* [Data about app and page elements]:
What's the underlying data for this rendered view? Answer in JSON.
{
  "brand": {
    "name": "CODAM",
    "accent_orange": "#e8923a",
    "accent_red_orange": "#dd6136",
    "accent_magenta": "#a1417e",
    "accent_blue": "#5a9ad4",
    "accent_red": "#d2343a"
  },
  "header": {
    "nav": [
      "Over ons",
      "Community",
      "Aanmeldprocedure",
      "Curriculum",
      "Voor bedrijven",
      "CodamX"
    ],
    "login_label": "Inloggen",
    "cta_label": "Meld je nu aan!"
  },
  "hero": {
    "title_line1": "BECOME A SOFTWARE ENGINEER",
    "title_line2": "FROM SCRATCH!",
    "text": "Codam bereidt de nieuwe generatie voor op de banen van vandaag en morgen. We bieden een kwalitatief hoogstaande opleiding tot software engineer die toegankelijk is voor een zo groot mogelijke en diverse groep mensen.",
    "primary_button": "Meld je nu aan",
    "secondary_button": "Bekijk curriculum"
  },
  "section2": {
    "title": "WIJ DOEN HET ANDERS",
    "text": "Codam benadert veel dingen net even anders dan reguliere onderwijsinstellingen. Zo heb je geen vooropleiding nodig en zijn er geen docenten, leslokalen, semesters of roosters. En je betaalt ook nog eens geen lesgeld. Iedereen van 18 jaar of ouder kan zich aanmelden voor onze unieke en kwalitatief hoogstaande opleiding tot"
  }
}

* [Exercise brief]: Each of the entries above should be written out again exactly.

* [Completed exercise]:
What's the underlying data for this rendered view? Answer in JSON.
{
  "brand": {
    "name": "CODAM",
    "accent_orange": "#e8923a",
    "accent_red_orange": "#dd6136",
    "accent_magenta": "#a1417e",
    "accent_blue": "#5a9ad4",
    "accent_red": "#d2343a"
  },
  "header": {
    "nav": [
      "Over ons",
      "Community",
      "Aanmeldprocedure",
      "Curriculum",
      "Voor bedrijven",
      "CodamX"
    ],
    "login_label": "Inloggen",
    "cta_label": "Meld je nu aan!"
  },
  "hero": {
    "title_line1": "BECOME A SOFTWARE ENGINEER",
    "title_line2": "FROM SCRATCH!",
    "text": "Codam bereidt de nieuwe generatie voor op de banen van vandaag en morgen. We bieden een kwalitatief hoogstaande opleiding tot software engineer die toegankelijk is voor een zo groot mogelijke en diverse groep mensen.",
    "primary_button": "Meld je nu aan",
    "secondary_button": "Bekijk curriculum"
  },
  "section2": {
    "title": "WIJ DOEN HET ANDERS",
    "text": "Codam benadert veel dingen net even anders dan reguliere onderwijsinstellingen. Zo heb je geen vooropleiding nodig en zijn er geen docenten, leslokalen, semesters of roosters. En je betaalt ook nog eens geen lesgeld. Iedereen van 18 jaar of ouder kan zich aanmelden voor onze unieke en kwalitatief hoogstaande opleiding tot"
  }
}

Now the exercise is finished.